He explained that after talking with the ASFA deputy electoral officers and the CSU, they realized that their bylaws stipulated that general elections could not overlap with the CSU election campaign.
“Unfortunately the dates that we had chosen last week were not accepted [by the CSU],” said Gordon. “I can see that we cannot cross their campaigning period but as far as polling, that is still something that needs to be determined. We’re working day and night to try to find the best solution and get these polling days up and running.”
Due to procedural complications and a lack of communication since chief electoral officer Chris Webster resigned unexpectedly last Wednesday just before polling began, the electoral committee had originally chosen to move the polling dates until after reading week.
Gordon emphasized last week that the elections were “definitely not cancelled” but that “all voting that’s taken place so far has been voided.”

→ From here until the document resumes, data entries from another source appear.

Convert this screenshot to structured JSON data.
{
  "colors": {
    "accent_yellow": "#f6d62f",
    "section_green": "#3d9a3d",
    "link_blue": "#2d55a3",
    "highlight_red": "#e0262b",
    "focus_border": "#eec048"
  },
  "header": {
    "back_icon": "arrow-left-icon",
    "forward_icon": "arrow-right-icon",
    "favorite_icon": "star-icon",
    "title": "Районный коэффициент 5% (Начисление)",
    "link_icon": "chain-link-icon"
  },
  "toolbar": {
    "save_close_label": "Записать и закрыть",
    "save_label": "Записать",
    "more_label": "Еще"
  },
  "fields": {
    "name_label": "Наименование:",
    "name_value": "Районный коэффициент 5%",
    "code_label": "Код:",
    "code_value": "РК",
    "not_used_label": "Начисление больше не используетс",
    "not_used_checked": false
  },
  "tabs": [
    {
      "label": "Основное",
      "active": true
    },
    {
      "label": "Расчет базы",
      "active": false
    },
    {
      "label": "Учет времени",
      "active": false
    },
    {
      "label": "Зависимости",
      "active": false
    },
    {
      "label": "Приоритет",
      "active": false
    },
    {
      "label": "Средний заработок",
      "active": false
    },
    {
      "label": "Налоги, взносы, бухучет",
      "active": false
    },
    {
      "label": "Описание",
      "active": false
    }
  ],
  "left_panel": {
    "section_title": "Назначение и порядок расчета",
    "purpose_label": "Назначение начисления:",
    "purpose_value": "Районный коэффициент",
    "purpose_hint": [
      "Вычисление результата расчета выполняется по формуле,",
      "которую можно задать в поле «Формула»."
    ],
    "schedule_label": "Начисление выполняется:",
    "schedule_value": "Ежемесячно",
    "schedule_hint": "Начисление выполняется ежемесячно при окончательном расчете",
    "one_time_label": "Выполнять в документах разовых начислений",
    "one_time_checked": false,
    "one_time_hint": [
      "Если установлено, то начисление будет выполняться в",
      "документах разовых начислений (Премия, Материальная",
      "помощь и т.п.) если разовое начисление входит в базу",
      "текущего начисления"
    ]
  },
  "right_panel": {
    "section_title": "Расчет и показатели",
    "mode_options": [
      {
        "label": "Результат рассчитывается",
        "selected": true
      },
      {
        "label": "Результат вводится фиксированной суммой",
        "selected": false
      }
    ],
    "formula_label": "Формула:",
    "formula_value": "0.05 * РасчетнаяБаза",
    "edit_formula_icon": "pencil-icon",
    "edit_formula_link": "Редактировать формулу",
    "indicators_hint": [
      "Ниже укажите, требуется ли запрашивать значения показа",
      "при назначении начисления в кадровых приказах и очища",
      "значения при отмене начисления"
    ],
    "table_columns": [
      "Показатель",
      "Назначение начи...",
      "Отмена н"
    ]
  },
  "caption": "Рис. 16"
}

He went on to say that the complications, one of which was a technical issue with the computers at polling stations, made it impossible for “procedure to be followed to the fullest.” Gordon explained that students with minors in arts and science were not being recognized by the system.
“We can’t legitimately count [the ballots],” he said.

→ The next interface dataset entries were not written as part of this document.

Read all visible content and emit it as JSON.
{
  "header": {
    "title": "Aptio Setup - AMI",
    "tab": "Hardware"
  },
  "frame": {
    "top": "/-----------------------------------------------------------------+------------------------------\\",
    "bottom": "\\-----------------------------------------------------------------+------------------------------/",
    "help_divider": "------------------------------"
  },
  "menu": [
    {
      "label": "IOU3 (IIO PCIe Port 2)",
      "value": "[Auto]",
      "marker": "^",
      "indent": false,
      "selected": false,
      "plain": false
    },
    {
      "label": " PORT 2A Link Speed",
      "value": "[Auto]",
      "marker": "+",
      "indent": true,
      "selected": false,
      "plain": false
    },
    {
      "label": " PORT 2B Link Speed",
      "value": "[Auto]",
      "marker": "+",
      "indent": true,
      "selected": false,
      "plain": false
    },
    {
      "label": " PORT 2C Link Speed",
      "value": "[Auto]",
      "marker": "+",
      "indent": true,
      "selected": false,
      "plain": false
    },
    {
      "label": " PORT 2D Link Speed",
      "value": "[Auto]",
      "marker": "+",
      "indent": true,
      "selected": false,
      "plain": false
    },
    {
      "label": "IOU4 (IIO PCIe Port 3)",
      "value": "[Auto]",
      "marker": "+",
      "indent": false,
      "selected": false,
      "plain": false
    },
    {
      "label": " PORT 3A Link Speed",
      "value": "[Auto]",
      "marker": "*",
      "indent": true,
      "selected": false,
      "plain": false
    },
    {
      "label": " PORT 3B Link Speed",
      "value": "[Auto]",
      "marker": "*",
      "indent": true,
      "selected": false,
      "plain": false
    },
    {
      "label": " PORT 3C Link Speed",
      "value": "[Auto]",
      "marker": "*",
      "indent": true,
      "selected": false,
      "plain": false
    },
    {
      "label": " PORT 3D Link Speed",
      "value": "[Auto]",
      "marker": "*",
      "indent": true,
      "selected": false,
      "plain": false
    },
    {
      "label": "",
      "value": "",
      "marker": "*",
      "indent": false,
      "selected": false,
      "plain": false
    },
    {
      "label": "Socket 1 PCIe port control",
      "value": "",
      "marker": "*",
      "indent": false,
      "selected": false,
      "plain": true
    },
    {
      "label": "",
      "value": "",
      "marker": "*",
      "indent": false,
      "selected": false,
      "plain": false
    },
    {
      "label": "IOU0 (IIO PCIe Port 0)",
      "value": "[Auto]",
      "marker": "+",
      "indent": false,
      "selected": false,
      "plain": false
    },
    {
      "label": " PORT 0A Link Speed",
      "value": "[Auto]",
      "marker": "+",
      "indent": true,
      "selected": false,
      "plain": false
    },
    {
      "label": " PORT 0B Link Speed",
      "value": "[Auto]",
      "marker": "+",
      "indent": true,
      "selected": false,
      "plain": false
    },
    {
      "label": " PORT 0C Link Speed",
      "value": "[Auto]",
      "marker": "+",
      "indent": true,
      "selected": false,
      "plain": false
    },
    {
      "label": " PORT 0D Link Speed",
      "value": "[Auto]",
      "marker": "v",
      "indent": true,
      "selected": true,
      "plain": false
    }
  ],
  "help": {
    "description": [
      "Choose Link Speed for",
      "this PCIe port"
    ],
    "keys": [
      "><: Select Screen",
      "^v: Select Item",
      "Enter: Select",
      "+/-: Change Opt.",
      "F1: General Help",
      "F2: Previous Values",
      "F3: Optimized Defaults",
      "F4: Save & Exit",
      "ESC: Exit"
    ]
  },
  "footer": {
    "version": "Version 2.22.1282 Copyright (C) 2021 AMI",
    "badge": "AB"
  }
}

Gordon explained that the deputy electoral officers will continue to oversee the process, advised by VP internal Schubert Laforest.

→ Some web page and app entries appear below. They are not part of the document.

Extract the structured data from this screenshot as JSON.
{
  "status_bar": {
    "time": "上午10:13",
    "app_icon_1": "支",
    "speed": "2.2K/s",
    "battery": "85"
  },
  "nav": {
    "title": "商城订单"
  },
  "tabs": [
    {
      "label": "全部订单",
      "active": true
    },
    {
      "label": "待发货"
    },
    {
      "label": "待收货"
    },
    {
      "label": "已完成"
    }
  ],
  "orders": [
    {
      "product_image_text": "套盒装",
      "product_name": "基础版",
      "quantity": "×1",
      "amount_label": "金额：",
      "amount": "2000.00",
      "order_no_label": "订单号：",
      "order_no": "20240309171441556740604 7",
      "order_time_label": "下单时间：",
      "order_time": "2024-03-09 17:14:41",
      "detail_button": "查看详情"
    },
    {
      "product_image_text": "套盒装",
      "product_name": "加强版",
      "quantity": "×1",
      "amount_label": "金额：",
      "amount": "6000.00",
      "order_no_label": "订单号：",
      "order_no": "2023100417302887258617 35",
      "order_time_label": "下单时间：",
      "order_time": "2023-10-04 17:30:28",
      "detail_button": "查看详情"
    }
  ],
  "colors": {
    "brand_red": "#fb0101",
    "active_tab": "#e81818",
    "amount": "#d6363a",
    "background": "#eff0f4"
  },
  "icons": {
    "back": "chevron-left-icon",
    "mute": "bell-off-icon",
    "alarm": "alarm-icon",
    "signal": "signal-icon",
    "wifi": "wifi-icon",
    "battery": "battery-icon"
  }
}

“I don’t foresee a new CEO being appointed,” said Gordon.
Posters still up
“Right now the election office is still in a transient process and the two other DEOs and myself are working hard to keep things running,” said DEO Luke Gerald. “The fact that the posters are still up represents a grey area in terms of campaigning bylaws, being that the polling stopped and was postponed.”
According to ASFA President Alex Gordon however, the omission does not implicate serious consequences as it does not violate any specific rules or bylaws, especially considering the current situation.
“I wouldn’t foresee that as a violation of campaigning rules in the sense that the elections aren’t done yet,” Gordon explained. “Unless certain posters would have been taken down and would have favoured a candidate over another, there is no real violation of the bylaws.”
Gordon said he was not sure what was going to happen regarding this particular issue, but put the problem in the context of a more alarming situation.
“I assume they will be taken down relatively soon but in the situation we are in right now and given the extenuating circumstances, I don’t see a real issue with it,” he said.
During a phone interview, Gerald also added that the ASFA DEOs were looking into hiring someone with more electoral experience and a better understanding of the process involved in order to help them run the general election.
One of the reasons Webster resigned as CEO was because he disagreed with a decision rendered by ASFA’s judicial committee regarding executive candidate Eric Moses Gashirabake’s desire to switch positions during the original campaign period in early February.
In its decision, released Feb. 16, the JC found that Gashirabake would be held responsible for “breaching the spirit of fair play during the course of the electoral process” for switching from VP internal to VP academic and Loyola affairs, a move that had originally been green-lighted by Webster.
“I am confident that once I contest and present all evidence in light of the matter, that the ruling will be reconsidered,” he said.
Presidential candidate Caroline Bourbonniere, who is affiliated with Gashirabake, said she was “disappointed” with the way the situation unfolded.
Presidential candidates react to postponement
ASFA presidential candidate and councillor Charlie Brenchley explained last week that he and the other ASFA executive hopefuls were informed about the postponement officially via an email sent by the DEOs.
“I had heard talk during the day, but we only found out at about 12 a.m. last night,” he said on Friday.
Brenchley feels that the timing of the cancellation was poor because many students had already cast their ballots.
“It’s super upsetting that for students who did head over to the polls, their votes are being silenced,” said Brenchley. “We need to focus on getting them back to the polls after reading week.”
Brenchley said he agrees with the decision overall, calling it the “right way to go,” due to a “lack of electoral oversight.”
He said he intends to be even more present during the supplemental campaigning days by “bringing extra enthusiasm” and “hit[ting] the ground running.”
Caroline Bourbonniere, also running for president, says Webster’s decision to resign as CEO definitely influenced the postponement of polling.
“It’s extremely unfortunate that the CEO resigned in such an abrupt fashion,” she said. “I feel that the stress and the high intensity nature of the CEO position should be clarified more effectively.”
Bourbonniere said that the campaign has been “a great experience for me,” and although she was hoping to get the results on Feb. 17 as originally planned, “at least I’ll be able to utilize the extra campaigning days to inform students about ASFA.”